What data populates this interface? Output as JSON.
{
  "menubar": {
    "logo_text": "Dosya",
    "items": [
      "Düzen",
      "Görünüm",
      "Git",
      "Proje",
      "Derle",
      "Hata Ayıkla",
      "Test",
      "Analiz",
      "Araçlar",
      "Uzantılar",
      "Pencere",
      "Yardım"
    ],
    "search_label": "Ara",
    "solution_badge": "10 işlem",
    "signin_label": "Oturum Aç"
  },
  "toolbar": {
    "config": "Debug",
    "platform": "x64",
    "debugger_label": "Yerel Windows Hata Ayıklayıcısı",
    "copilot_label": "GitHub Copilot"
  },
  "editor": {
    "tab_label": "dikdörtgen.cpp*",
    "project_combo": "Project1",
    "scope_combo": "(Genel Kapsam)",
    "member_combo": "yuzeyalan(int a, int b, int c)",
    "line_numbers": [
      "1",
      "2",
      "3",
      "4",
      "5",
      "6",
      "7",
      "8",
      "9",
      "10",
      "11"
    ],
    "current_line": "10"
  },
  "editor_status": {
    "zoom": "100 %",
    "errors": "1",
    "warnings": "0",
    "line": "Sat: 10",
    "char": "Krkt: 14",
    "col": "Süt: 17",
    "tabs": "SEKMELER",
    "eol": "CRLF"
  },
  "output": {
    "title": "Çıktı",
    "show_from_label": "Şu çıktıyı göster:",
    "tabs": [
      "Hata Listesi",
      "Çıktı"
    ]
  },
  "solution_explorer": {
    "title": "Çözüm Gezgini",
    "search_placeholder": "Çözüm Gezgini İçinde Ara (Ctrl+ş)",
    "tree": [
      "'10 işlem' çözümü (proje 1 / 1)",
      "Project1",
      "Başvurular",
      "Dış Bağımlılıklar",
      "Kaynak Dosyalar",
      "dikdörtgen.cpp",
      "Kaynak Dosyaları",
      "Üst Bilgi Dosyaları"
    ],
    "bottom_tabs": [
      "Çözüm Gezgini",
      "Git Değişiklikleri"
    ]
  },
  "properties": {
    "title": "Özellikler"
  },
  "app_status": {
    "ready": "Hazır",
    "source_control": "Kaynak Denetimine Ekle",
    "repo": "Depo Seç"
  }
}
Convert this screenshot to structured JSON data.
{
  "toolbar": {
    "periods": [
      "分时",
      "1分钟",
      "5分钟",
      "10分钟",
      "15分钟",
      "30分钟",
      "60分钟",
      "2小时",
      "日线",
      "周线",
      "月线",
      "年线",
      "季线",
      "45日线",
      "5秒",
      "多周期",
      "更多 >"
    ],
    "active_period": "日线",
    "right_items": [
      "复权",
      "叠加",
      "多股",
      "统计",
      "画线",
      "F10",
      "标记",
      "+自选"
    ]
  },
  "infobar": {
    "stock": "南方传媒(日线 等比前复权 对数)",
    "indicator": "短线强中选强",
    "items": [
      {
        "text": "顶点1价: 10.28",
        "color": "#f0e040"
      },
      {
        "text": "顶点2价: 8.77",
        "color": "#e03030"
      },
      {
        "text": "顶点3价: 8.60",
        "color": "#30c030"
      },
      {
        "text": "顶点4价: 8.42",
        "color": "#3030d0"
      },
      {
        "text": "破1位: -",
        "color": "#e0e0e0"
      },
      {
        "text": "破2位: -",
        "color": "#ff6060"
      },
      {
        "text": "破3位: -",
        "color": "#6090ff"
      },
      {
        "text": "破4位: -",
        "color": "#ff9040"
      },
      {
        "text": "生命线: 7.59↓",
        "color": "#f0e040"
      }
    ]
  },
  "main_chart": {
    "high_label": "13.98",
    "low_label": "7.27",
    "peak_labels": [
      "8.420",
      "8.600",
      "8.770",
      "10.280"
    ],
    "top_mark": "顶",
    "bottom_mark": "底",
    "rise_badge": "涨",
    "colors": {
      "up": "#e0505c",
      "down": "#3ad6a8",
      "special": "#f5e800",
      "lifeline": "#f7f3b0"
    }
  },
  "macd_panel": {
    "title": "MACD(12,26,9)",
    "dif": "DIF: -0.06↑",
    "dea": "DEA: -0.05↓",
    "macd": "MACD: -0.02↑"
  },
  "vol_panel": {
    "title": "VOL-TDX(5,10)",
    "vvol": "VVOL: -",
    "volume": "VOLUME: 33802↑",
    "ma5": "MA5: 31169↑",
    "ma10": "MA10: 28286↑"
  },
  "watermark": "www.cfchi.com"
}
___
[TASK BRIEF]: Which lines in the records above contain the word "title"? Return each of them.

[TASK ANSWER]:
    "title": "Çıktı",
    "title": "Çözüm Gezgini",
    "title": "Özellikler"
    "title": "MACD(12,26,9)",
    "title": "VOL-TDX(5,10)",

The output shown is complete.